Your goal >>
Your answer should consist of the lines below that hold the word "Selecione".

= = = =

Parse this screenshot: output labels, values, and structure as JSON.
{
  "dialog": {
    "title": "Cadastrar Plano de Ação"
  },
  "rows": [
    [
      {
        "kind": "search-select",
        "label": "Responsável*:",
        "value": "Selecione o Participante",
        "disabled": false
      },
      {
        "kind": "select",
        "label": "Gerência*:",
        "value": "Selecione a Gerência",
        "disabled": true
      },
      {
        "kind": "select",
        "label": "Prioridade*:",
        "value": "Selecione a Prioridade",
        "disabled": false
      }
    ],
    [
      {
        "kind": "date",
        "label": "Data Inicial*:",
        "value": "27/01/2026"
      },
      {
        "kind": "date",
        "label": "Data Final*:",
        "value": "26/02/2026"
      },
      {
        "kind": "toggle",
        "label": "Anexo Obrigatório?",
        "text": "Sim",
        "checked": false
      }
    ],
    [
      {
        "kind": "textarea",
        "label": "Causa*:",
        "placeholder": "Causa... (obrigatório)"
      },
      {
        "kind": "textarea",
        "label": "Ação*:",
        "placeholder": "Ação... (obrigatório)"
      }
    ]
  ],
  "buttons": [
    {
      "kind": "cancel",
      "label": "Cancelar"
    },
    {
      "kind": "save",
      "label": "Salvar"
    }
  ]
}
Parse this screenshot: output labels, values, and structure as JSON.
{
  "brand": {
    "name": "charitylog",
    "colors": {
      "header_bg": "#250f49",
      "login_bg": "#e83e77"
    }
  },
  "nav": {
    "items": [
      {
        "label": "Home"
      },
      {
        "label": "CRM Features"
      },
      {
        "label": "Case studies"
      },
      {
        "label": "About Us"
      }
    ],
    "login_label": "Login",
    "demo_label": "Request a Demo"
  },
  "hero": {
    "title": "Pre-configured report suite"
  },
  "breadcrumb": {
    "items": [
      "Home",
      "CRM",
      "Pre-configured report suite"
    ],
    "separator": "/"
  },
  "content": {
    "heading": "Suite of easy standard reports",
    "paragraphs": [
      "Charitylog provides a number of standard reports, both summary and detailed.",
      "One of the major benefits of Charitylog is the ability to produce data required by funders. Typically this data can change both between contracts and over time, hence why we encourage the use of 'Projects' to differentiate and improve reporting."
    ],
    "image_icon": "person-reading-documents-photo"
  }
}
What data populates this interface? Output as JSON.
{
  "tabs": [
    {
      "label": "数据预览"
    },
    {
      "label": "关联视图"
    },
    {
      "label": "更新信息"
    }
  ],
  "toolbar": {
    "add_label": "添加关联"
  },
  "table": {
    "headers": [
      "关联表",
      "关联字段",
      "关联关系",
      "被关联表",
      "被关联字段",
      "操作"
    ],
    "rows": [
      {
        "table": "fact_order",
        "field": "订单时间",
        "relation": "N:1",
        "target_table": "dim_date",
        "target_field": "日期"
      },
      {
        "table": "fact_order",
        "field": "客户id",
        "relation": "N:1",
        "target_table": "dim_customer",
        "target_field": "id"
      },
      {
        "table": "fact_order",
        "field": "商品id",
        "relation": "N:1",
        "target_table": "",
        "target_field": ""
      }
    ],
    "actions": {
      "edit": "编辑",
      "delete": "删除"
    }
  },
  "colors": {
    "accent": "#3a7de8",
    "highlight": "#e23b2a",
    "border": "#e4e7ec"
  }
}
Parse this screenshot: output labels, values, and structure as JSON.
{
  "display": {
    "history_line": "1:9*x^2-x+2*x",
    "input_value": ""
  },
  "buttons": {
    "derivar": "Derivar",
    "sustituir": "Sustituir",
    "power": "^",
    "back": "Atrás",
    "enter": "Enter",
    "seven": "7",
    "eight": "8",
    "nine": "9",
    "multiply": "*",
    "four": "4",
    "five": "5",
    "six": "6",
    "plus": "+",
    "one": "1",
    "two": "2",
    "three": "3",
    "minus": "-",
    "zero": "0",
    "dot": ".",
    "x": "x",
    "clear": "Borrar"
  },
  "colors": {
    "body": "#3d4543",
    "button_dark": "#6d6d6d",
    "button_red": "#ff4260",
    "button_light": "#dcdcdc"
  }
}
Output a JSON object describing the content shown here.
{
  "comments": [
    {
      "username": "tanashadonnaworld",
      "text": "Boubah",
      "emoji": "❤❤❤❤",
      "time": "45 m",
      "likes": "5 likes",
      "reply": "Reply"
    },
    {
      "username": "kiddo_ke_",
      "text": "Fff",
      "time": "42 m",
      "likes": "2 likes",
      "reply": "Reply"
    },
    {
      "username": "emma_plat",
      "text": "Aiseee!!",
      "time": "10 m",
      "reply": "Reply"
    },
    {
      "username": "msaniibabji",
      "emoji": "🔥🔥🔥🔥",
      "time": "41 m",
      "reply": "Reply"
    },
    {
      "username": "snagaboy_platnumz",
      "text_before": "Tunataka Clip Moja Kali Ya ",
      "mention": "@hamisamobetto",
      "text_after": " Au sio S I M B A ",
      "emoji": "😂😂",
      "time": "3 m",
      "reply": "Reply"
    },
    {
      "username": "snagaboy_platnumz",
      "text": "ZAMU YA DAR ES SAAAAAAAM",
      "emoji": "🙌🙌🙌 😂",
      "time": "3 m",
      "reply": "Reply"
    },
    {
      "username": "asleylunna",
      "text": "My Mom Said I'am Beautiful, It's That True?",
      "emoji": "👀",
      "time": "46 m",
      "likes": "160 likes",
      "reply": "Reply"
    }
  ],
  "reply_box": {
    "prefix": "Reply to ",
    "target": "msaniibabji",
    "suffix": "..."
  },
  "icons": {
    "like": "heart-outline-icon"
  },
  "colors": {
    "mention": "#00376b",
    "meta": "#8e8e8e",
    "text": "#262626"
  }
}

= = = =

Written response >>
        "value": "Selecione o Participante",
        "value": "Selecione a Gerência",
        "value": "Selecione a Prioridade",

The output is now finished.